Manufacturers and retailers looking for a new hook for their products couldn't ask for one more popular than "green consumerism," according to recent opinion polls that show more than half of adult Americans purchase or avoid products based on environmental concerns.
But participants at a conference on "environmental shopping" at the downtown Hyatt Hotel yesterday warned that there are pitfalls as well as opportunities in trying to capitalize on the public's growing concern for environmental issues.
Companies that make outrageous claims in the name of environmentalism might find the Federal Trade Commission asking them questions, said Michael Dershowitz, senior attorney with the FTC's advertising practices division.
But companies can lean toward the green in a number of ways that save them money and earn the loyalty of environmentally conscious shoppers, according to participants at the second annual Environmental Shopping Conference, which was sponsored by the Environmental Protection Agency and the Pennsylvania Resources Council.
According to a report by the EPA, the number of "green" consumers is growing:
* An April 1990 CBS/New York Times poll showed 74 percent of Americans said that the environment must be protected regardless of cost, up from 45 percent in 1981.
* An October 1989 Gallup poll showed that 72 percent of respondents would prefer to purchase food and beverages packaged in recyclable containers, up from 54 percent a year earlier.
* And in July 1989, the Michael Peters Group reported that 78 percent of Americans said they would pay more for environmentally responsible products.
Recent events show that companies read those polls and respond to what they hear from consumers. McDonald's Corp. agreed to switch from polystyrene to paper wrapping for its hamburgers; the three major American tuna fish processors announced that they would stop buying fish caught in nets that kill dolphins; and Procter & Gamble introduced a concentrated fabric softener in a refillable container.
Those companies didn't act out of any overriding concern for the environment, said James Benfield, executive director of the Committee for Environmentally Effective Packaging. "They are reacting to pressure from consumers, even threats of lawsuits."

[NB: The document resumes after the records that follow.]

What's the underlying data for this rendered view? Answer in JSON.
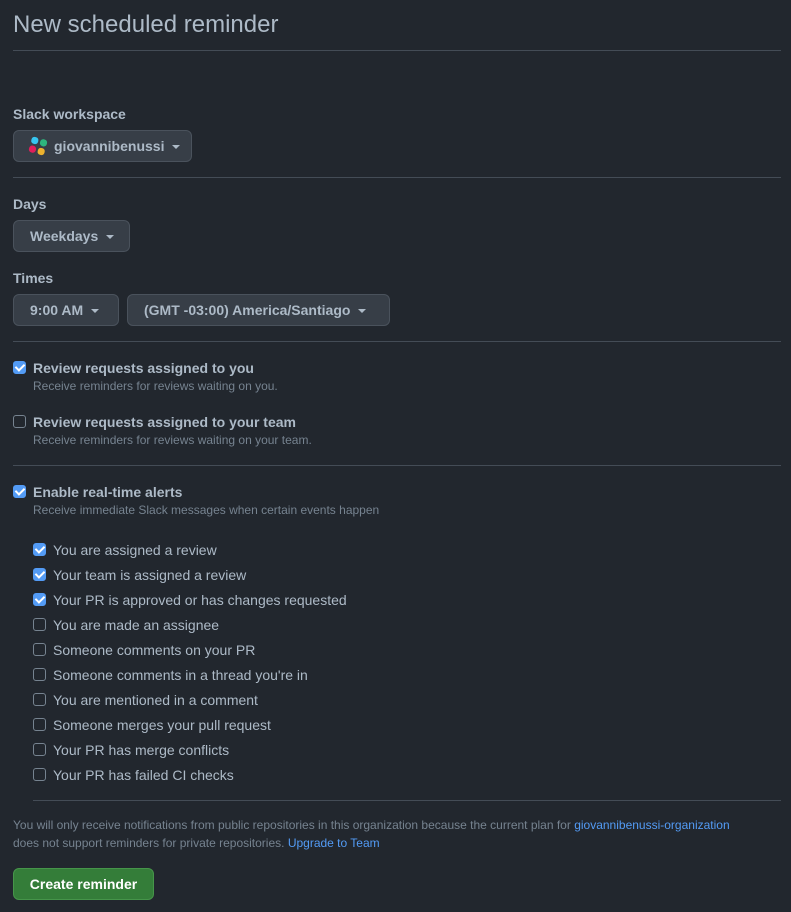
{
  "page": {
    "title": "New scheduled reminder"
  },
  "workspace": {
    "label": "Slack workspace",
    "value": "giovannibenussi",
    "icon": "slack-icon"
  },
  "days": {
    "label": "Days",
    "value": "Weekdays"
  },
  "times": {
    "label": "Times",
    "time_value": "9:00 AM",
    "timezone_value": "(GMT -03:00) America/Santiago"
  },
  "review_options": [
    {
      "title": "Review requests assigned to you",
      "description": "Receive reminders for reviews waiting on you.",
      "checked": true
    },
    {
      "title": "Review requests assigned to your team",
      "description": "Receive reminders for reviews waiting on your team.",
      "checked": false
    }
  ],
  "realtime": {
    "title": "Enable real-time alerts",
    "description": "Receive immediate Slack messages when certain events happen",
    "checked": true,
    "events": [
      {
        "label": "You are assigned a review",
        "checked": true
      },
      {
        "label": "Your team is assigned a review",
        "checked": true
      },
      {
        "label": "Your PR is approved or has changes requested",
        "checked": true
      },
      {
        "label": "You are made an assignee",
        "checked": false
      },
      {
        "label": "Someone comments on your PR",
        "checked": false
      },
      {
        "label": "Someone comments in a thread you're in",
        "checked": false
      },
      {
        "label": "You are mentioned in a comment",
        "checked": false
      },
      {
        "label": "Someone merges your pull request",
        "checked": false
      },
      {
        "label": "Your PR has merge conflicts",
        "checked": false
      },
      {
        "label": "Your PR has failed CI checks",
        "checked": false
      }
    ]
  },
  "footer": {
    "note_before": "You will only receive notifications from public repositories in this organization because the current plan for ",
    "org_link": "giovannibenussi-organization",
    "note_middle": " does not support reminders for private repositories. ",
    "upgrade_link": "Upgrade to Team",
    "create_label": "Create reminder"
  },
  "colors": {
    "background": "#22272e",
    "accent": "#539bf5",
    "primary_button": "#347d39",
    "text": "#adbac7",
    "muted": "#768390"
  }
}
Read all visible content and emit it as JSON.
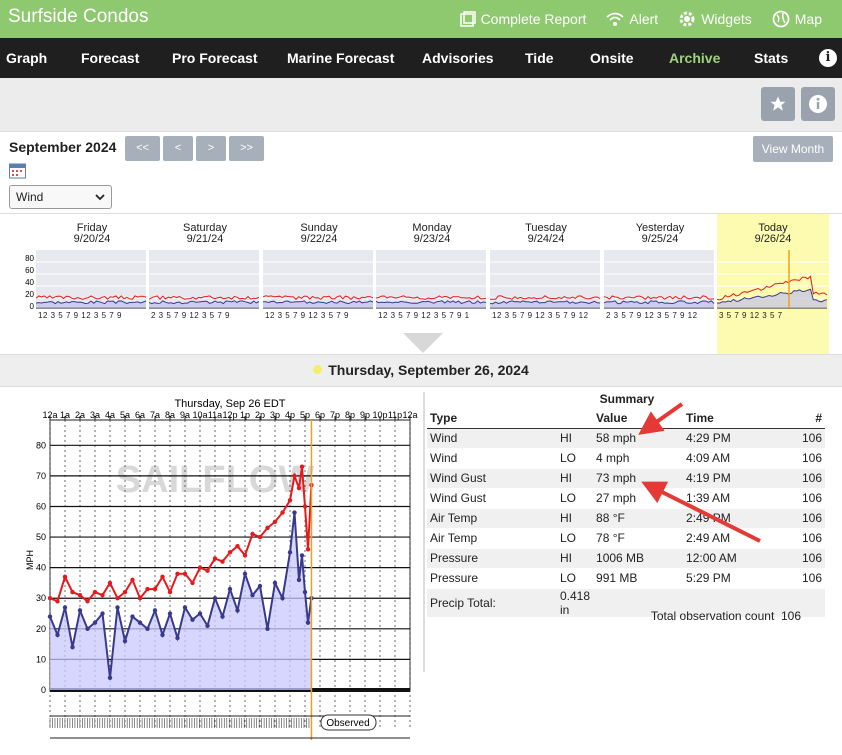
{
  "header": {
    "title": "Surfside Condos",
    "links": [
      {
        "label": "Complete Report",
        "icon": "report-icon"
      },
      {
        "label": "Alert",
        "icon": "wifi-icon"
      },
      {
        "label": "Widgets",
        "icon": "gear-icon"
      },
      {
        "label": "Map",
        "icon": "globe-icon"
      }
    ]
  },
  "nav": {
    "items": [
      "Graph",
      "Forecast",
      "Pro Forecast",
      "Marine Forecast",
      "Advisories",
      "Tide",
      "Onsite",
      "Archive",
      "Stats"
    ],
    "active": "Archive",
    "info": "i"
  },
  "toolbar": {
    "star_icon": "star-icon",
    "info_icon": "info-icon"
  },
  "calendar": {
    "month": "September 2024",
    "first": "<<",
    "prev": "<",
    "next": ">",
    "last": ">>",
    "view_month": "View Month",
    "select_value": "Wind"
  },
  "week": [
    {
      "day": "Friday",
      "date": "9/20/24",
      "ticks": "12 3 5 7 9 12 3 5 7 9"
    },
    {
      "day": "Saturday",
      "date": "9/21/24",
      "ticks": "2 3 5 7 9 12 3 5 7 9"
    },
    {
      "day": "Sunday",
      "date": "9/22/24",
      "ticks": "12 3 5 7 9 12 3 5 7 9"
    },
    {
      "day": "Monday",
      "date": "9/23/24",
      "ticks": "12 3 5 7 9 12 3 5 7 9 1"
    },
    {
      "day": "Tuesday",
      "date": "9/24/24",
      "ticks": "12 3 5 7 9 12 3 5 7 9 12"
    },
    {
      "day": "Yesterday",
      "date": "9/25/24",
      "ticks": "2 3 5 7 9 12 3 5 7 9 12"
    },
    {
      "day": "Today",
      "date": "9/26/24",
      "ticks": "3 5 7 9 12 3 5 7"
    }
  ],
  "week_yticks": [
    "80",
    "60",
    "40",
    "20",
    "0"
  ],
  "selected_date": "Thursday, September 26, 2024",
  "chart": {
    "title": "Thursday, Sep 26 EDT",
    "watermark": "SAILFLOW",
    "ylabel": "MPH",
    "observed": "Observed"
  },
  "chart_data": {
    "type": "line",
    "title": "Thursday, Sep 26 EDT",
    "ylabel": "MPH",
    "xlabel": "",
    "x_ticks": [
      "12a",
      "1a",
      "2a",
      "3a",
      "4a",
      "5a",
      "6a",
      "7a",
      "8a",
      "9a",
      "10a",
      "11a",
      "12p",
      "1p",
      "2p",
      "3p",
      "4p",
      "5p",
      "6p",
      "7p",
      "8p",
      "9p",
      "10p",
      "11p",
      "12a"
    ],
    "y_ticks": [
      0,
      10,
      20,
      30,
      40,
      50,
      60,
      70,
      80
    ],
    "ylim": [
      0,
      85
    ],
    "current_time_hour": 17.43,
    "series": [
      {
        "color": "#e8191c",
        "x": [
          0,
          0.5,
          1,
          1.5,
          2,
          2.5,
          3,
          3.5,
          4,
          4.5,
          5,
          5.5,
          6,
          6.5,
          7,
          7.5,
          8,
          8.5,
          9,
          9.5,
          10,
          10.5,
          11,
          11.5,
          12,
          12.5,
          13,
          13.5,
          14,
          14.5,
          15,
          15.5,
          16,
          16.3,
          16.6,
          16.8,
          17,
          17.2,
          17.43
        ],
        "values": [
          30,
          29,
          37,
          32,
          31,
          29,
          32,
          31,
          35,
          30,
          32,
          36,
          30,
          33,
          33,
          37,
          32,
          38,
          38,
          35,
          40,
          39,
          43,
          42,
          45,
          47,
          44,
          51,
          50,
          53,
          55,
          58,
          62,
          70,
          66,
          73,
          60,
          46,
          67
        ]
      },
      {
        "color": "#3a3a8c",
        "x": [
          0,
          0.5,
          1,
          1.5,
          2,
          2.5,
          3,
          3.5,
          4,
          4.5,
          5,
          5.5,
          6,
          6.5,
          7,
          7.5,
          8,
          8.5,
          9,
          9.5,
          10,
          10.5,
          11,
          11.5,
          12,
          12.5,
          13,
          13.5,
          14,
          14.5,
          15,
          15.5,
          16,
          16.3,
          16.6,
          16.8,
          17,
          17.2,
          17.43
        ],
        "values": [
          24,
          18,
          27,
          14,
          26,
          20,
          22,
          25,
          4,
          27,
          16,
          24,
          22,
          20,
          26,
          18,
          25,
          17,
          27,
          23,
          25,
          21,
          30,
          24,
          33,
          26,
          38,
          31,
          34,
          20,
          35,
          30,
          45,
          58,
          36,
          44,
          32,
          22,
          30
        ]
      }
    ]
  },
  "summary": {
    "title": "Summary",
    "headers": [
      "Type",
      "",
      "Value",
      "Time",
      "#"
    ],
    "rows": [
      {
        "type": "Wind",
        "hl": "HI",
        "value": "58 mph",
        "time": "4:29 PM",
        "n": "106"
      },
      {
        "type": "Wind",
        "hl": "LO",
        "value": "4 mph",
        "time": "4:09 AM",
        "n": "106"
      },
      {
        "type": "Wind Gust",
        "hl": "HI",
        "value": "73 mph",
        "time": "4:19 PM",
        "n": "106"
      },
      {
        "type": "Wind Gust",
        "hl": "LO",
        "value": "27 mph",
        "time": "1:39 AM",
        "n": "106"
      },
      {
        "type": "Air Temp",
        "hl": "HI",
        "value": "88 °F",
        "time": "2:49 PM",
        "n": "106"
      },
      {
        "type": "Air Temp",
        "hl": "LO",
        "value": "78 °F",
        "time": "2:49 AM",
        "n": "106"
      },
      {
        "type": "Pressure",
        "hl": "HI",
        "value": "1006 MB",
        "time": "12:00 AM",
        "n": "106"
      },
      {
        "type": "Pressure",
        "hl": "LO",
        "value": "991 MB",
        "time": "5:29 PM",
        "n": "106"
      },
      {
        "type": "Precip Total:",
        "hl": "0.418 in",
        "value": "",
        "time": "",
        "n": ""
      }
    ],
    "total_label": "Total observation count",
    "total_value": "106"
  },
  "colors": {
    "topbar": "#8ec86f",
    "nav": "#1f1f1f",
    "active": "#9fd27c",
    "gust": "#e8191c",
    "wind": "#3a3a8c",
    "today": "#fdfbb0",
    "arrow": "#e53935"
  }
}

In Procter & Gamble's case, the company managed to introduce a product that cost less to produce because it used less packaging. Likewise, a compact disc maker could save packaging costs by putting discs in smaller boxes.
But simply calling one's products "environmentally sound" might prove counterproductive. The FTC will want to know, for instance, if the claim can be substantiated, what "biodegradable" means and under what conditions the product will break down, and what "ozone friendly" means, Mr. Dershowitz said.
"If you made the product better, say you made it better, don't say you made it harmless," he cautioned.
And Hannah Holmes, of Garbage magazine, admonished businesses not to add to the world's pollution problems by taking up more supermarket shelf space with products that require more packaging and then trumpeting their newfound environmentalism in national ads.
Jay Letto, an environmental consultant, cited a recent Roper poll showing that 65 percent of respondents said they had seen "green" labels on products, but more than half said they didn't believe the claims.
General Motors Corp.'s ad about preserving the nation's wetlands concluded with the notion that GM's Chevy S-10 Blazer "takes to wetlands like a duck to water," he noted. And the Chemical Manufacturers Association raised $50 million from its members to launch a nationwide ad campaign to dispel the public's "misperceptions about toxic waste."
"Why not spend the money on research into reducing waste?" Mr. Letto asked.